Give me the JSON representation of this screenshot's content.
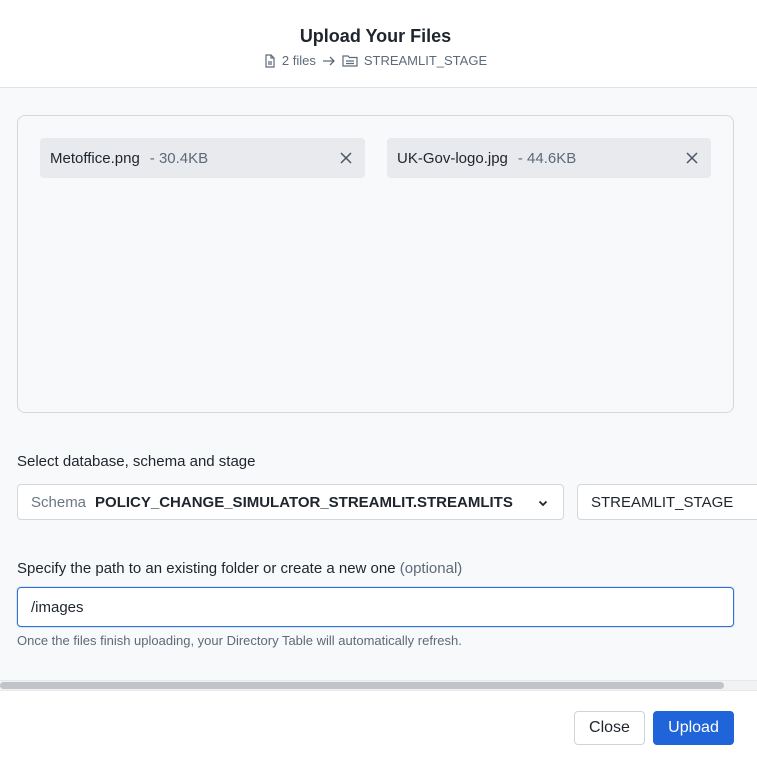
{
  "dialog": {
    "title": "Upload Your Files",
    "file_count": "2 files",
    "destination": "STREAMLIT_STAGE"
  },
  "files": [
    {
      "name": "Metoffice.png",
      "size": "- 30.4KB"
    },
    {
      "name": "UK-Gov-logo.jpg",
      "size": "- 44.6KB"
    }
  ],
  "location": {
    "label": "Select database, schema and stage",
    "schema_prefix": "Schema",
    "schema_value": "POLICY_CHANGE_SIMULATOR_STREAMLIT.STREAMLITS",
    "stage_value": "STREAMLIT_STAGE"
  },
  "path": {
    "label": "Specify the path to an existing folder or create a new one",
    "optional": "(optional)",
    "value": "/images",
    "helper": "Once the files finish uploading, your Directory Table will automatically refresh."
  },
  "footer": {
    "close_label": "Close",
    "upload_label": "Upload"
  },
  "colors": {
    "primary": "#1f64d8",
    "focus_border": "#2f6fd6",
    "muted_text": "#5d6a7a"
  },
  "icons": {
    "file": "file-icon",
    "arrow": "arrow-right-icon",
    "folder": "folder-stage-icon",
    "remove": "close-icon",
    "dropdown": "chevron-down-icon"
  }
}
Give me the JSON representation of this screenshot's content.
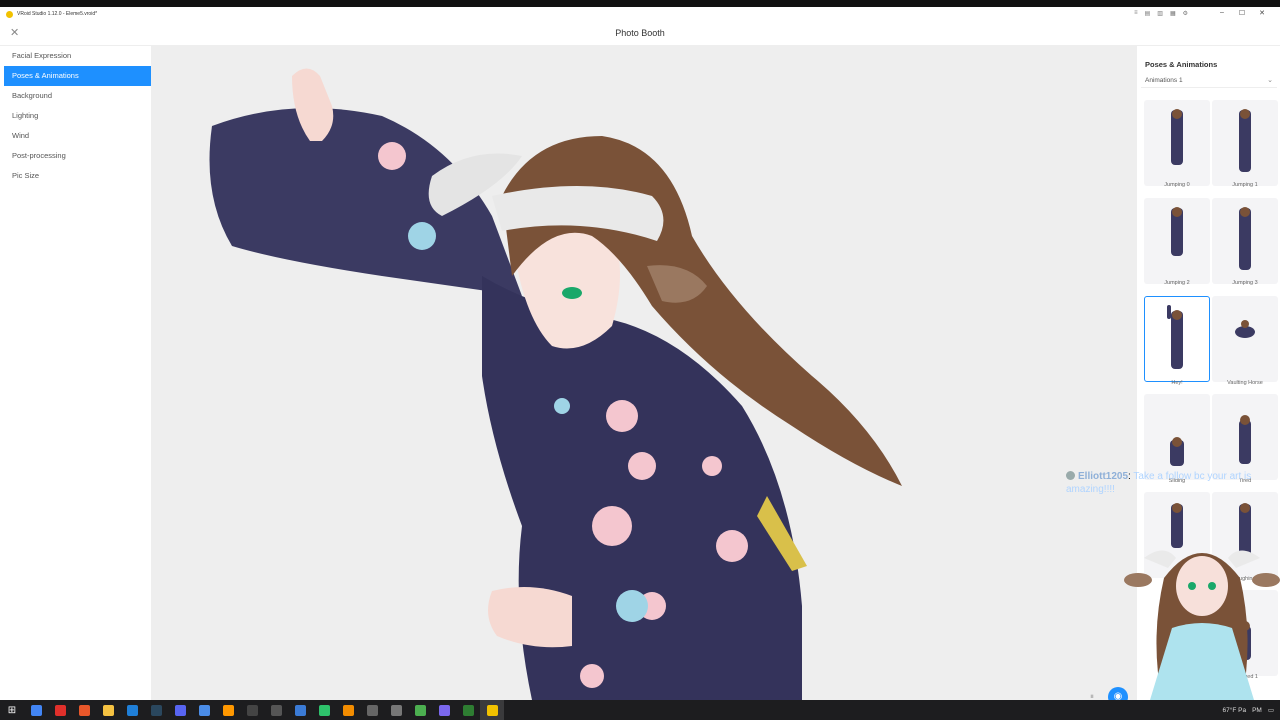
{
  "window": {
    "title": "VRoid Studio 1.12.0 - Eleme5.vroid*",
    "controls": [
      "–",
      "☐",
      "✕"
    ],
    "mini_icons": [
      "≡",
      "▤",
      "▥",
      "▦",
      "⚙"
    ]
  },
  "header": {
    "close_glyph": "✕",
    "title": "Photo Booth"
  },
  "left_nav": {
    "items": [
      {
        "label": "Facial Expression",
        "active": false
      },
      {
        "label": "Poses & Animations",
        "active": true
      },
      {
        "label": "Background",
        "active": false
      },
      {
        "label": "Lighting",
        "active": false
      },
      {
        "label": "Wind",
        "active": false
      },
      {
        "label": "Post-processing",
        "active": false
      },
      {
        "label": "Pic Size",
        "active": false
      }
    ]
  },
  "right_panel": {
    "title": "Poses & Animations",
    "dropdown": {
      "selected": "Animations 1",
      "chevron": "⌄"
    },
    "animations": [
      {
        "label": "Jumping 0",
        "selected": false
      },
      {
        "label": "Jumping 1",
        "selected": false
      },
      {
        "label": "Jumping 2",
        "selected": false
      },
      {
        "label": "Jumping 3",
        "selected": false
      },
      {
        "label": "Hey!",
        "selected": true
      },
      {
        "label": "Vaulting Horse",
        "selected": false
      },
      {
        "label": "Sliding",
        "selected": false
      },
      {
        "label": "Tired",
        "selected": false
      },
      {
        "label": "",
        "selected": false
      },
      {
        "label": "...ughing",
        "selected": false
      },
      {
        "label": "",
        "selected": false
      },
      {
        "label": "...maged 1",
        "selected": false
      }
    ]
  },
  "chat_overlay": {
    "username": "Elliott1205",
    "message": "Take a follow bc your art is amazing!!!!"
  },
  "viewport_controls": {
    "pause_glyph": "⏸",
    "camera_glyph": "◉"
  },
  "taskbar": {
    "start_glyph": "⊞",
    "apps": [
      {
        "name": "chrome",
        "color": "#4285f4"
      },
      {
        "name": "opera",
        "color": "#e0302b"
      },
      {
        "name": "ms-office",
        "color": "#e8572a"
      },
      {
        "name": "file-explorer",
        "color": "#f5c242"
      },
      {
        "name": "edge",
        "color": "#1f7fd8"
      },
      {
        "name": "steam",
        "color": "#2a475e"
      },
      {
        "name": "discord",
        "color": "#5865f2"
      },
      {
        "name": "photos",
        "color": "#4b8de8"
      },
      {
        "name": "music-app",
        "color": "#ff9800"
      },
      {
        "name": "obs",
        "color": "#444444"
      },
      {
        "name": "media-app",
        "color": "#555555"
      },
      {
        "name": "vroid",
        "color": "#3b7bd6"
      },
      {
        "name": "marker-app",
        "color": "#2ec26b"
      },
      {
        "name": "vlc",
        "color": "#f28c00"
      },
      {
        "name": "recorder",
        "color": "#666666"
      },
      {
        "name": "tool-app",
        "color": "#777777"
      },
      {
        "name": "paint-app",
        "color": "#4caf50"
      },
      {
        "name": "settings-app",
        "color": "#7b68ee"
      },
      {
        "name": "terminal",
        "color": "#2e7d32"
      },
      {
        "name": "vroid-studio",
        "color": "#f2c200"
      }
    ],
    "tray": {
      "weather": "67°F Pa",
      "clock": "PM"
    }
  }
}
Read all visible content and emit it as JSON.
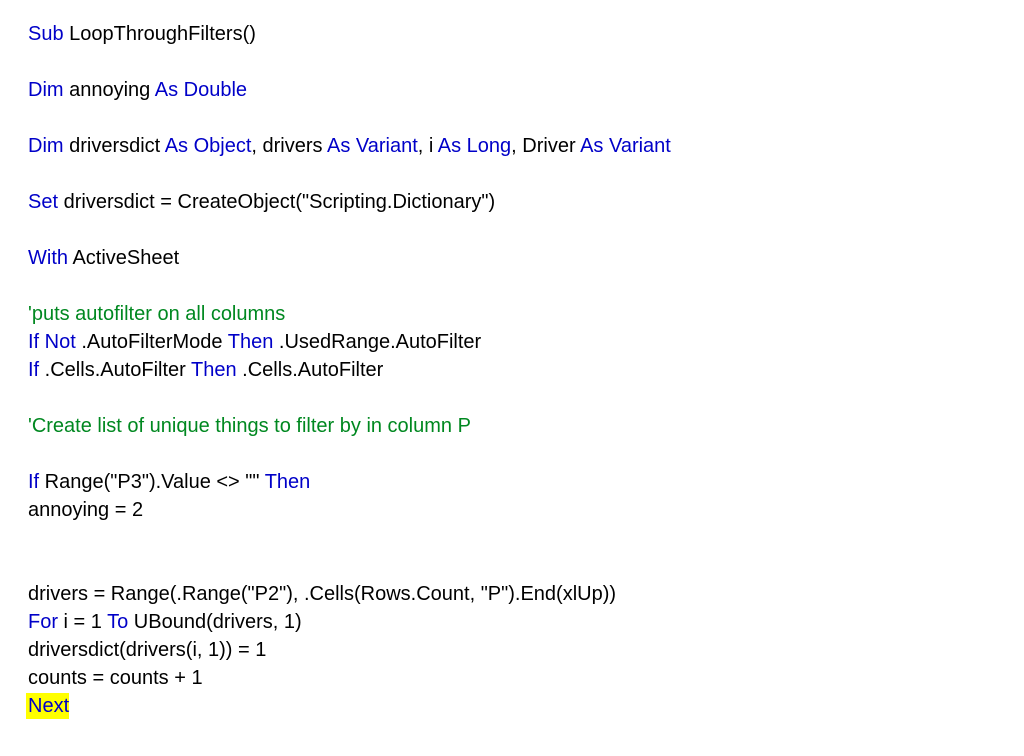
{
  "lines": [
    {
      "type": "code",
      "segments": [
        {
          "c": "kw",
          "t": "Sub"
        },
        {
          "c": "bk",
          "t": " LoopThroughFilters()"
        }
      ]
    },
    {
      "type": "gap"
    },
    {
      "type": "code",
      "segments": [
        {
          "c": "kw",
          "t": "Dim"
        },
        {
          "c": "bk",
          "t": " annoying "
        },
        {
          "c": "kw",
          "t": "As Double"
        }
      ]
    },
    {
      "type": "gap"
    },
    {
      "type": "code",
      "segments": [
        {
          "c": "kw",
          "t": "Dim"
        },
        {
          "c": "bk",
          "t": " driversdict "
        },
        {
          "c": "kw",
          "t": "As Object"
        },
        {
          "c": "bk",
          "t": ", drivers "
        },
        {
          "c": "kw",
          "t": "As Variant"
        },
        {
          "c": "bk",
          "t": ", i "
        },
        {
          "c": "kw",
          "t": "As Long"
        },
        {
          "c": "bk",
          "t": ", Driver "
        },
        {
          "c": "kw",
          "t": "As Variant"
        }
      ]
    },
    {
      "type": "gap"
    },
    {
      "type": "code",
      "segments": [
        {
          "c": "kw",
          "t": "Set"
        },
        {
          "c": "bk",
          "t": " driversdict = CreateObject(\"Scripting.Dictionary\")"
        }
      ]
    },
    {
      "type": "gap"
    },
    {
      "type": "code",
      "segments": [
        {
          "c": "kw",
          "t": "With"
        },
        {
          "c": "bk",
          "t": " ActiveSheet"
        }
      ]
    },
    {
      "type": "gap"
    },
    {
      "type": "code",
      "segments": [
        {
          "c": "cm",
          "t": "'puts autofilter on all columns"
        }
      ]
    },
    {
      "type": "code",
      "segments": [
        {
          "c": "kw",
          "t": "If Not"
        },
        {
          "c": "bk",
          "t": " .AutoFilterMode "
        },
        {
          "c": "kw",
          "t": "Then"
        },
        {
          "c": "bk",
          "t": " .UsedRange.AutoFilter"
        }
      ]
    },
    {
      "type": "code",
      "segments": [
        {
          "c": "kw",
          "t": "If"
        },
        {
          "c": "bk",
          "t": " .Cells.AutoFilter "
        },
        {
          "c": "kw",
          "t": "Then"
        },
        {
          "c": "bk",
          "t": " .Cells.AutoFilter"
        }
      ]
    },
    {
      "type": "gap"
    },
    {
      "type": "code",
      "segments": [
        {
          "c": "cm",
          "t": "'Create list of unique things to filter by in column P"
        }
      ]
    },
    {
      "type": "gap"
    },
    {
      "type": "code",
      "segments": [
        {
          "c": "kw",
          "t": "If"
        },
        {
          "c": "bk",
          "t": " Range(\"P3\").Value <> \"\" "
        },
        {
          "c": "kw",
          "t": "Then"
        }
      ]
    },
    {
      "type": "code",
      "segments": [
        {
          "c": "bk",
          "t": "annoying = 2"
        }
      ]
    },
    {
      "type": "gap"
    },
    {
      "type": "gap"
    },
    {
      "type": "code",
      "segments": [
        {
          "c": "bk",
          "t": "drivers = Range(.Range(\"P2\"), .Cells(Rows.Count, \"P\").End(xlUp))"
        }
      ]
    },
    {
      "type": "code",
      "segments": [
        {
          "c": "kw",
          "t": "For"
        },
        {
          "c": "bk",
          "t": " i = 1 "
        },
        {
          "c": "kw",
          "t": "To"
        },
        {
          "c": "bk",
          "t": " UBound(drivers, 1)"
        }
      ]
    },
    {
      "type": "code",
      "segments": [
        {
          "c": "bk",
          "t": "driversdict(drivers(i, 1)) = 1"
        }
      ]
    },
    {
      "type": "code",
      "segments": [
        {
          "c": "bk",
          "t": "counts = counts + 1"
        }
      ]
    },
    {
      "type": "code",
      "highlight": true,
      "segments": [
        {
          "c": "kw",
          "t": "Next"
        }
      ]
    }
  ]
}
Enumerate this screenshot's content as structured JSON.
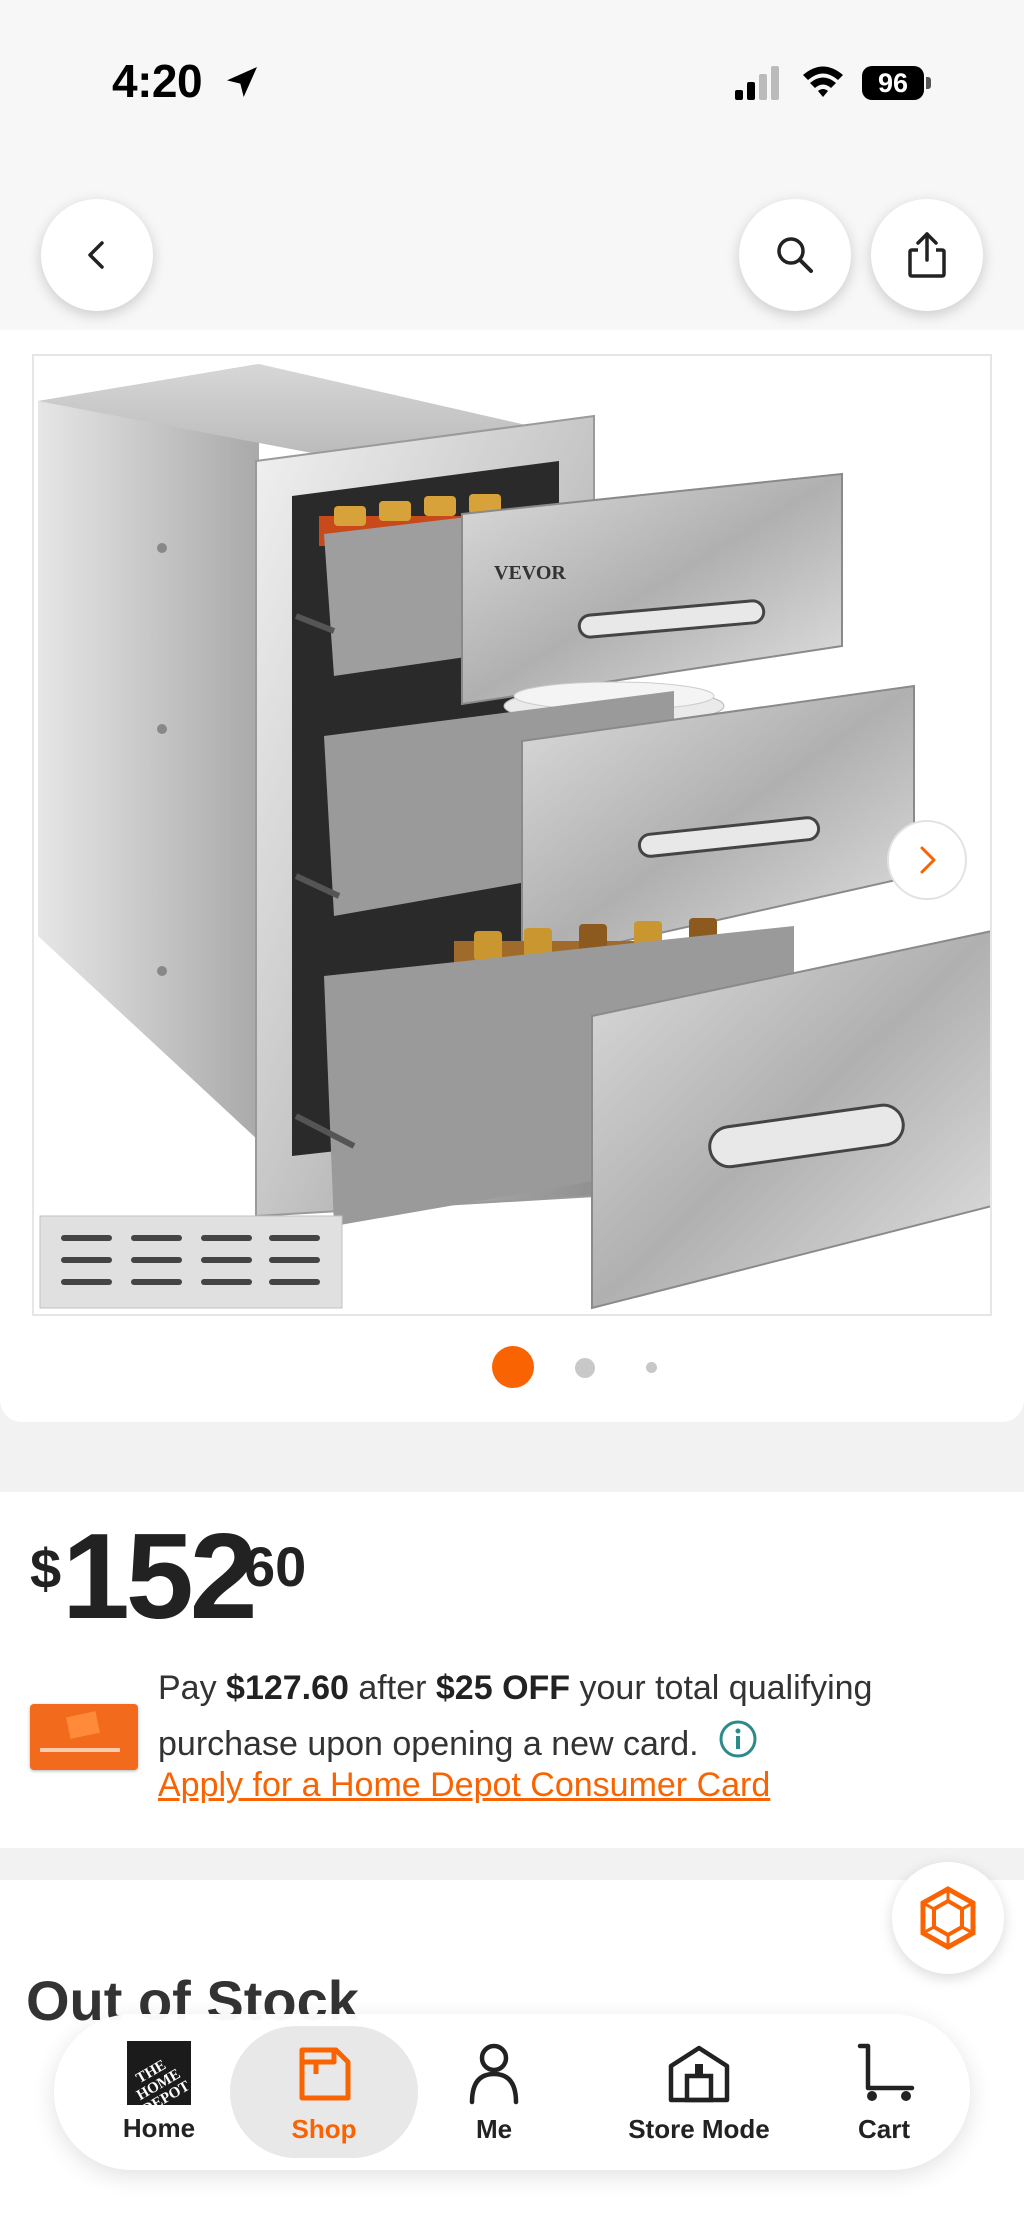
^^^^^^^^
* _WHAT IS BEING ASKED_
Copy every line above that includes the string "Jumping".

* _RESPONSE TO THE EXERCISE_
        "label": "Jumping 0",
        "label": "Jumping 1",
        "label": "Jumping 2",
        "label": "Jumping 3",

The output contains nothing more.